Where the string "服务器地址" occurs in a line of the entries below, copy that line.

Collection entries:
━━━━━━

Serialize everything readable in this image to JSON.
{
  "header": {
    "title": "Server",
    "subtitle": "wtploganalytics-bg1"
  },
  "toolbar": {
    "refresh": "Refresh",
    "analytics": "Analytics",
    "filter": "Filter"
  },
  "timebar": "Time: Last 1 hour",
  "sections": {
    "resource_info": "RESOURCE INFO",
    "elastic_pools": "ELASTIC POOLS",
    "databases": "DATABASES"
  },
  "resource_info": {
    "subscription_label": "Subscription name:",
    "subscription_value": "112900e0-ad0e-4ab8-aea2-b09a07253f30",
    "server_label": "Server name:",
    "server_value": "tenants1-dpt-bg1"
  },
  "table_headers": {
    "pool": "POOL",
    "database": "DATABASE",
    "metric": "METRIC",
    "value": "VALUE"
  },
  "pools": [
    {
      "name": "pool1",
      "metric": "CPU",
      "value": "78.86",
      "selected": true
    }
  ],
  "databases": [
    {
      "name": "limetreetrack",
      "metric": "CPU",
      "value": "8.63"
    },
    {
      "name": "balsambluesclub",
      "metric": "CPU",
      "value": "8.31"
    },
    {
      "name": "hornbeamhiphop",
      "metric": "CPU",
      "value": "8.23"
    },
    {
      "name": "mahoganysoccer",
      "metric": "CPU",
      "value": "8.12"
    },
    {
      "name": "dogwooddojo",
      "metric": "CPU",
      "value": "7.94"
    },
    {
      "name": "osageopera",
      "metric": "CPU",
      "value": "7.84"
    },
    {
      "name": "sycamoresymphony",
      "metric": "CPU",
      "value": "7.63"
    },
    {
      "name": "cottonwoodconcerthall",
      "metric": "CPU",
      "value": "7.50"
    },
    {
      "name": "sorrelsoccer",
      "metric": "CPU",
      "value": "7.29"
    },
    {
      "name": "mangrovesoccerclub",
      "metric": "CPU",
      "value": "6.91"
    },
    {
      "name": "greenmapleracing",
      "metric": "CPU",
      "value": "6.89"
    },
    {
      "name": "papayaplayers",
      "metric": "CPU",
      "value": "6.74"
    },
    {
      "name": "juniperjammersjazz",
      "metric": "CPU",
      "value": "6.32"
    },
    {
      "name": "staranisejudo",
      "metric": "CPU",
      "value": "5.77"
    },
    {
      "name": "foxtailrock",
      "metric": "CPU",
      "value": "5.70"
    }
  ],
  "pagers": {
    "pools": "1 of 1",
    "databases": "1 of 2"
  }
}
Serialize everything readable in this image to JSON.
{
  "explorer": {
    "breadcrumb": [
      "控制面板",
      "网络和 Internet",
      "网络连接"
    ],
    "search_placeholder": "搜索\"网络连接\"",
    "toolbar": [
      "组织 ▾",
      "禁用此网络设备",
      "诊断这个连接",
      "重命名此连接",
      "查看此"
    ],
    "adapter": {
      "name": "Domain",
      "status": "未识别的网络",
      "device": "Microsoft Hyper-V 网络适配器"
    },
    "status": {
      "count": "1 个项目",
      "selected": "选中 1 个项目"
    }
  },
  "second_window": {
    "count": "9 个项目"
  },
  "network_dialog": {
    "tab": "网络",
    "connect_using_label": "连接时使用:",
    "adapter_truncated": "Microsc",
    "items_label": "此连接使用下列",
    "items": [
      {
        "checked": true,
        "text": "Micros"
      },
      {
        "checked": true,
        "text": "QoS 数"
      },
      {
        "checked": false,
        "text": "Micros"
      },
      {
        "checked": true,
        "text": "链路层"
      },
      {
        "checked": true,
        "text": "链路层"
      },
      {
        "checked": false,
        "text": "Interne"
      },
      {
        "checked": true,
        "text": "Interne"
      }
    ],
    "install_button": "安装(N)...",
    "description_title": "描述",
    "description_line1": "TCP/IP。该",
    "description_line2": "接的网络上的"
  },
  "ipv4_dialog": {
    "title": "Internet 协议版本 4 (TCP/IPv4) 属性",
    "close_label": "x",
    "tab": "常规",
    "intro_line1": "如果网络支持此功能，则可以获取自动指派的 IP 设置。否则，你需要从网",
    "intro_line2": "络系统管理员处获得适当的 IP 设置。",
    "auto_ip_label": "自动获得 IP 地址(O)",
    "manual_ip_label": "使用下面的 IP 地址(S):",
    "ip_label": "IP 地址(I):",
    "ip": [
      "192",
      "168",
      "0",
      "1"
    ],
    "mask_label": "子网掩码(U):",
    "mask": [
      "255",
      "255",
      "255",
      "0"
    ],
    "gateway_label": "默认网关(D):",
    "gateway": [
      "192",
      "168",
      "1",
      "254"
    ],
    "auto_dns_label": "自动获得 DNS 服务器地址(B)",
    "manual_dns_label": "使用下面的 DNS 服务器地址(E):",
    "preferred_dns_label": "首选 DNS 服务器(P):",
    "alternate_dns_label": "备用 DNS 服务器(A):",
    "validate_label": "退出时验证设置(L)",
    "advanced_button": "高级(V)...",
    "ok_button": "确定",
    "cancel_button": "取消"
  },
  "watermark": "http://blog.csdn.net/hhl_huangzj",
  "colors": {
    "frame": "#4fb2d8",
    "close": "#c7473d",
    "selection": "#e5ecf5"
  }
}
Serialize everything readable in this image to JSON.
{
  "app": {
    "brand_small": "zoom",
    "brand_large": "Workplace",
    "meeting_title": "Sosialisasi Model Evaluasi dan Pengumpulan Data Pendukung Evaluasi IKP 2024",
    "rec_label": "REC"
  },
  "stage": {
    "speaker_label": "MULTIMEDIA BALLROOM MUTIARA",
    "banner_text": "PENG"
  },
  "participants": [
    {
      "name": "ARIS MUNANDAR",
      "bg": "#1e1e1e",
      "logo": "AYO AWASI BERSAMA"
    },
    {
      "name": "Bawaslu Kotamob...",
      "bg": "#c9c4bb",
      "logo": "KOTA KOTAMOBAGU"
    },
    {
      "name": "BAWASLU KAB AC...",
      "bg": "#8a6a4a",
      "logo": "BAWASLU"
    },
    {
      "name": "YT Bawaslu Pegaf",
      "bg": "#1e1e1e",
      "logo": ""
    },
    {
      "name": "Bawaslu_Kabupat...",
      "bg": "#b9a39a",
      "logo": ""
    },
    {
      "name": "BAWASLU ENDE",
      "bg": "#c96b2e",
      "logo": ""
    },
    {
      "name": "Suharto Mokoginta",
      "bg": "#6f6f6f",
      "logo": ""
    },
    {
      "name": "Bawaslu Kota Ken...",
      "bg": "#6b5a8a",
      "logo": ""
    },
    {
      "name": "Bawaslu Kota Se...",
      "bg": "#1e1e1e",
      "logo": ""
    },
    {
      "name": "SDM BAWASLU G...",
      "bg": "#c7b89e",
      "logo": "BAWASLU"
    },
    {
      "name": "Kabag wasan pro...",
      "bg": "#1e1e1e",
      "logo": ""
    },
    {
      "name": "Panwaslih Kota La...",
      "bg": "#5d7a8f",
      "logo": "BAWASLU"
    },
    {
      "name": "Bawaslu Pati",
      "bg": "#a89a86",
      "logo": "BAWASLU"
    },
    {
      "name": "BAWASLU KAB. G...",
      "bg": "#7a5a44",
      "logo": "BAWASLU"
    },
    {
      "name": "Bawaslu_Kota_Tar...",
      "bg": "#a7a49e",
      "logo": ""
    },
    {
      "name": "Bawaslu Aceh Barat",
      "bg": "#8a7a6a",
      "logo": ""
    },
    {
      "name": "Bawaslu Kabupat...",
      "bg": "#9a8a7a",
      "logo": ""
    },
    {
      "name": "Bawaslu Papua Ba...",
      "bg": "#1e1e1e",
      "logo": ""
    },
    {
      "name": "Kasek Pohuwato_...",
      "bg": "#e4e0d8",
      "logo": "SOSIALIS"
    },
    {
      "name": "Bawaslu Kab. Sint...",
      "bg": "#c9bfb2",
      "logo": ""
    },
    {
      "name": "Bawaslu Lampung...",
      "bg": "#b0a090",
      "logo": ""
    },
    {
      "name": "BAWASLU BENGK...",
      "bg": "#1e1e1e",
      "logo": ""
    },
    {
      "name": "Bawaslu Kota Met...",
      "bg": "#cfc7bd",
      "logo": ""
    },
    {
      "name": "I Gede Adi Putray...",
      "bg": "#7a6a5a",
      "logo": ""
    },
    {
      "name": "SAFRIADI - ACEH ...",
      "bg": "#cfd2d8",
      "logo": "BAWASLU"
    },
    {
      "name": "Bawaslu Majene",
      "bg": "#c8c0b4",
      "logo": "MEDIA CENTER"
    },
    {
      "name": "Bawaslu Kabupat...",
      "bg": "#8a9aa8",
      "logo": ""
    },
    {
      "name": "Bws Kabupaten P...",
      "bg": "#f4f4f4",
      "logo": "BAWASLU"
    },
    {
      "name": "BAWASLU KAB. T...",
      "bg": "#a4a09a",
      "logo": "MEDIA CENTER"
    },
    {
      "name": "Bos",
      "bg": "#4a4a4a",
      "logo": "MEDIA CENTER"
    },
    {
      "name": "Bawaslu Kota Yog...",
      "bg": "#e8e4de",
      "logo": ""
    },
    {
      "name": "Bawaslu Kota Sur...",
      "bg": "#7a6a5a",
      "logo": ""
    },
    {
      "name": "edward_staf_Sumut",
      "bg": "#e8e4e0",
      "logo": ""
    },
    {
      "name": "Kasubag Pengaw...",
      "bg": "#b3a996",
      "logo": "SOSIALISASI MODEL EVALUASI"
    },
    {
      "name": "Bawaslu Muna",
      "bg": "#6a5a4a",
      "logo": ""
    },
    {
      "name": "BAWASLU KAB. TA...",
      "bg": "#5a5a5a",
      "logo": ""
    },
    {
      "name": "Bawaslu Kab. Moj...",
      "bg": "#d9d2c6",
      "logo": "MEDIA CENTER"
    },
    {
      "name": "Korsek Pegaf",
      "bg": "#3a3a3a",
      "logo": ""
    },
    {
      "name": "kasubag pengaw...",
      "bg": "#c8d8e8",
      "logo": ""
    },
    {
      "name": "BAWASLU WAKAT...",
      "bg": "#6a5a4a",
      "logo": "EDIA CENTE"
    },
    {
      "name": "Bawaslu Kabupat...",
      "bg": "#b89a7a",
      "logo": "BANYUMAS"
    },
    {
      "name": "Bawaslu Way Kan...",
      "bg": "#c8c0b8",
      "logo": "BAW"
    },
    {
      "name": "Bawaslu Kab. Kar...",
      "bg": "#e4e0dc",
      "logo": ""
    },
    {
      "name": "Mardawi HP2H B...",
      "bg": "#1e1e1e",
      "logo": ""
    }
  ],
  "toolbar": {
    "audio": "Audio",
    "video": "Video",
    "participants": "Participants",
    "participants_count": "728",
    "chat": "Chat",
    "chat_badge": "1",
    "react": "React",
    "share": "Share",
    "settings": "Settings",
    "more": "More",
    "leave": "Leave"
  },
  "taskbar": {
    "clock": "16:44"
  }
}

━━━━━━

Task output:
    "auto_dns_label": "自动获得 DNS 服务器地址(B)",
    "manual_dns_label": "使用下面的 DNS 服务器地址(E):",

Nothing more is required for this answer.